## Task brief
Copy each line of the data exactly. Leave nothing out.

(Website and app data records)

★ ★ ★ ★ ★

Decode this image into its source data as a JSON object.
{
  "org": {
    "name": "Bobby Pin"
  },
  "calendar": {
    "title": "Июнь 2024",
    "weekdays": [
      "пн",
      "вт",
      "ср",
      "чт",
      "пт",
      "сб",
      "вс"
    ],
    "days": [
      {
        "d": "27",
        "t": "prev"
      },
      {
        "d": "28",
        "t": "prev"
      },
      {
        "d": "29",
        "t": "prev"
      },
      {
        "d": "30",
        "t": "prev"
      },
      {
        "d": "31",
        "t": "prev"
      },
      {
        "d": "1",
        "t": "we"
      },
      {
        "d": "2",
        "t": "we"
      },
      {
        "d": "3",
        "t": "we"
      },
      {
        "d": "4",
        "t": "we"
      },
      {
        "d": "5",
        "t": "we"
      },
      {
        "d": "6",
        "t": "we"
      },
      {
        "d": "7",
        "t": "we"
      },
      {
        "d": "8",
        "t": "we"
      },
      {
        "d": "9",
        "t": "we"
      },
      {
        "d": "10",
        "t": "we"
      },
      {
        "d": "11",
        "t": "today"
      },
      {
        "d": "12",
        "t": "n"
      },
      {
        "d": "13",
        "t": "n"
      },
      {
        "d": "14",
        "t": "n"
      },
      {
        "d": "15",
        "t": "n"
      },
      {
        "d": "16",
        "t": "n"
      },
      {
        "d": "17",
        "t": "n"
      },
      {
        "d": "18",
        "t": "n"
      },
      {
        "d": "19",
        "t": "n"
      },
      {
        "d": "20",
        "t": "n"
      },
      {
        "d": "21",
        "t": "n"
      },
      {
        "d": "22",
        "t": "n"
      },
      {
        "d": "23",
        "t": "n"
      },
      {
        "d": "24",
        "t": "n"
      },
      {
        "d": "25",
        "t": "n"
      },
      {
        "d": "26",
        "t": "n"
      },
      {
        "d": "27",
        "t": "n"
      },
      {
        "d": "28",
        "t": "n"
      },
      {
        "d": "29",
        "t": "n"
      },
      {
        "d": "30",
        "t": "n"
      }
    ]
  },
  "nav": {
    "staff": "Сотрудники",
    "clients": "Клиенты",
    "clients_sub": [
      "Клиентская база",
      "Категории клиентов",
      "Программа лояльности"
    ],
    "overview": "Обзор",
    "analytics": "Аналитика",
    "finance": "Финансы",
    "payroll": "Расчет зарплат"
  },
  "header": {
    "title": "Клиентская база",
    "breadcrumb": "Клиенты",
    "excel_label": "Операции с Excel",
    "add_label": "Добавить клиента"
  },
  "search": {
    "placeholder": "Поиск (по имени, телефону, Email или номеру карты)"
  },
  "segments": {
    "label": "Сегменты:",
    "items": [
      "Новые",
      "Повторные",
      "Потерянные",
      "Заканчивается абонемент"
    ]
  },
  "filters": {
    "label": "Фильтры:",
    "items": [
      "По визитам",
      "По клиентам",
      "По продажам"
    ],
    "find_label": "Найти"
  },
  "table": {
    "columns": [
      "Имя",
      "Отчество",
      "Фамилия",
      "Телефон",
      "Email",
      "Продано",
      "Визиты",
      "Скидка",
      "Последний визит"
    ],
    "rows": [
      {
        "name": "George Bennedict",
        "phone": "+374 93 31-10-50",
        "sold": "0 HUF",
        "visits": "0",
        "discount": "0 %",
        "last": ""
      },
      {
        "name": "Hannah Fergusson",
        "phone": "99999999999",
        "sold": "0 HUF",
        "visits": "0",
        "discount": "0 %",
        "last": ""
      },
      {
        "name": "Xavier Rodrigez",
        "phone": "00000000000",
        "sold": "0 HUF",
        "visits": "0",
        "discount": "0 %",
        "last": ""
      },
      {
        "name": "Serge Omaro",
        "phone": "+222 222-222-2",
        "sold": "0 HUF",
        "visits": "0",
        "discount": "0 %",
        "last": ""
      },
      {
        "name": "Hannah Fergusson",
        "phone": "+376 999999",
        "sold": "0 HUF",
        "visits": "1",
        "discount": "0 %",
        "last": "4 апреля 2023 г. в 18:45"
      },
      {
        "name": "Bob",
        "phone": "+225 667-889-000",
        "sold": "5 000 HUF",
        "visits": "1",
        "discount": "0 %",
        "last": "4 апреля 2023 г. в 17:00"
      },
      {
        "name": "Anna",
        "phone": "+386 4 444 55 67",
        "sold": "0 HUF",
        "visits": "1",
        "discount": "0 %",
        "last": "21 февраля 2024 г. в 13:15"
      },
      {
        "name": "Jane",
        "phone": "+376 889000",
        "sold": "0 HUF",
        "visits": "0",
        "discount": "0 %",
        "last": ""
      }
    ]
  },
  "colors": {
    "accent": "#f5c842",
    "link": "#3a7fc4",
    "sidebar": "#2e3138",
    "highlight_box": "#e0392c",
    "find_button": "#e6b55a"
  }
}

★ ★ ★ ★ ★

## Exercise output
Decode this image into its source data as a JSON object.
{
  "org": {
    "name": "Bobby Pin"
  },
  "calendar": {
    "title": "Июнь 2024",
    "weekdays": [
      "пн",
      "вт",
      "ср",
      "чт",
      "пт",
      "сб",
      "вс"
    ],
    "days": [
      {
        "d": "27",
        "t": "prev"
      },
      {
        "d": "28",
        "t": "prev"
      },
      {
        "d": "29",
        "t": "prev"
      },
      {
        "d": "30",
        "t": "prev"
      },
      {
        "d": "31",
        "t": "prev"
      },
      {
        "d": "1",
        "t": "we"
      },
      {
        "d": "2",
        "t": "we"
      },
      {
        "d": "3",
        "t": "we"
      },
      {
        "d": "4",
        "t": "we"
      },
      {
        "d": "5",
        "t": "we"
      },
      {
        "d": "6",
        "t": "we"
      },
      {
        "d": "7",
        "t": "we"
      },
      {
        "d": "8",
        "t": "we"
      },
      {
        "d": "9",
        "t": "we"
      },
      {
        "d": "10",
        "t": "we"
      },
      {
        "d": "11",
        "t": "today"
      },
      {
        "d": "12",
        "t": "n"
      },
      {
        "d": "13",
        "t": "n"
      },
      {
        "d": "14",
        "t": "n"
      },
      {
        "d": "15",
        "t": "n"
      },
      {
        "d": "16",
        "t": "n"
      },
      {
        "d": "17",
        "t": "n"
      },
      {
        "d": "18",
        "t": "n"
      },
      {
        "d": "19",
        "t": "n"
      },
      {
        "d": "20",
        "t": "n"
      },
      {
        "d": "21",
        "t": "n"
      },
      {
        "d": "22",
        "t": "n"
      },
      {
        "d": "23",
        "t": "n"
      },
      {
        "d": "24",
        "t": "n"
      },
      {
        "d": "25",
        "t": "n"
      },
      {
        "d": "26",
        "t": "n"
      },
      {
        "d": "27",
        "t": "n"
      },
      {
        "d": "28",
        "t": "n"
      },
      {
        "d": "29",
        "t": "n"
      },
      {
        "d": "30",
        "t": "n"
      }
    ]
  },
  "nav": {
    "staff": "Сотрудники",
    "clients": "Клиенты",
    "clients_sub": [
      "Клиентская база",
      "Категории клиентов",
      "Программа лояльности"
    ],
    "overview": "Обзор",
    "analytics": "Аналитика",
    "finance": "Финансы",
    "payroll": "Расчет зарплат"
  },
  "header": {
    "title": "Клиентская база",
    "breadcrumb": "Клиенты",
    "excel_label": "Операции с Excel",
    "add_label": "Добавить клиента"
  },
  "search": {
    "placeholder": "Поиск (по имени, телефону, Email или номеру карты)"
  },
  "segments": {
    "label": "Сегменты:",
    "items": [
      "Новые",
      "Повторные",
      "Потерянные",
      "Заканчивается абонемент"
    ]
  },
  "filters": {
    "label": "Фильтры:",
    "items": [
      "По визитам",
      "По клиентам",
      "По продажам"
    ],
    "find_label": "Найти"
  },
  "table": {
    "columns": [
      "Имя",
      "Отчество",
      "Фамилия",
      "Телефон",
      "Email",
      "Продано",
      "Визиты",
      "Скидка",
      "Последний визит"
    ],
    "rows": [
      {
        "name": "George Bennedict",
        "phone": "+374 93 31-10-50",
        "sold": "0 HUF",
        "visits": "0",
        "discount": "0 %",
        "last": ""
      },
      {
        "name": "Hannah Fergusson",
        "phone": "99999999999",
        "sold": "0 HUF",
        "visits": "0",
        "discount": "0 %",
        "last": ""
      },
      {
        "name": "Xavier Rodrigez",
        "phone": "00000000000",
        "sold": "0 HUF",
        "visits": "0",
        "discount": "0 %",
        "last": ""
      },
      {
        "name": "Serge Omaro",
        "phone": "+222 222-222-2",
        "sold": "0 HUF",
        "visits": "0",
        "discount": "0 %",
        "last": ""
      },
      {
        "name": "Hannah Fergusson",
        "phone": "+376 999999",
        "sold": "0 HUF",
        "visits": "1",
        "discount": "0 %",
        "last": "4 апреля 2023 г. в 18:45"
      },
      {
        "name": "Bob",
        "phone": "+225 667-889-000",
        "sold": "5 000 HUF",
        "visits": "1",
        "discount": "0 %",
        "last": "4 апреля 2023 г. в 17:00"
      },
      {
        "name": "Anna",
        "phone": "+386 4 444 55 67",
        "sold": "0 HUF",
        "visits": "1",
        "discount": "0 %",
        "last": "21 февраля 2024 г. в 13:15"
      },
      {
        "name": "Jane",
        "phone": "+376 889000",
        "sold": "0 HUF",
        "visits": "0",
        "discount": "0 %",
        "last": ""
      }
    ]
  },
  "colors": {
    "accent": "#f5c842",
    "link": "#3a7fc4",
    "sidebar": "#2e3138",
    "highlight_box": "#e0392c",
    "find_button": "#e6b55a"
  }
}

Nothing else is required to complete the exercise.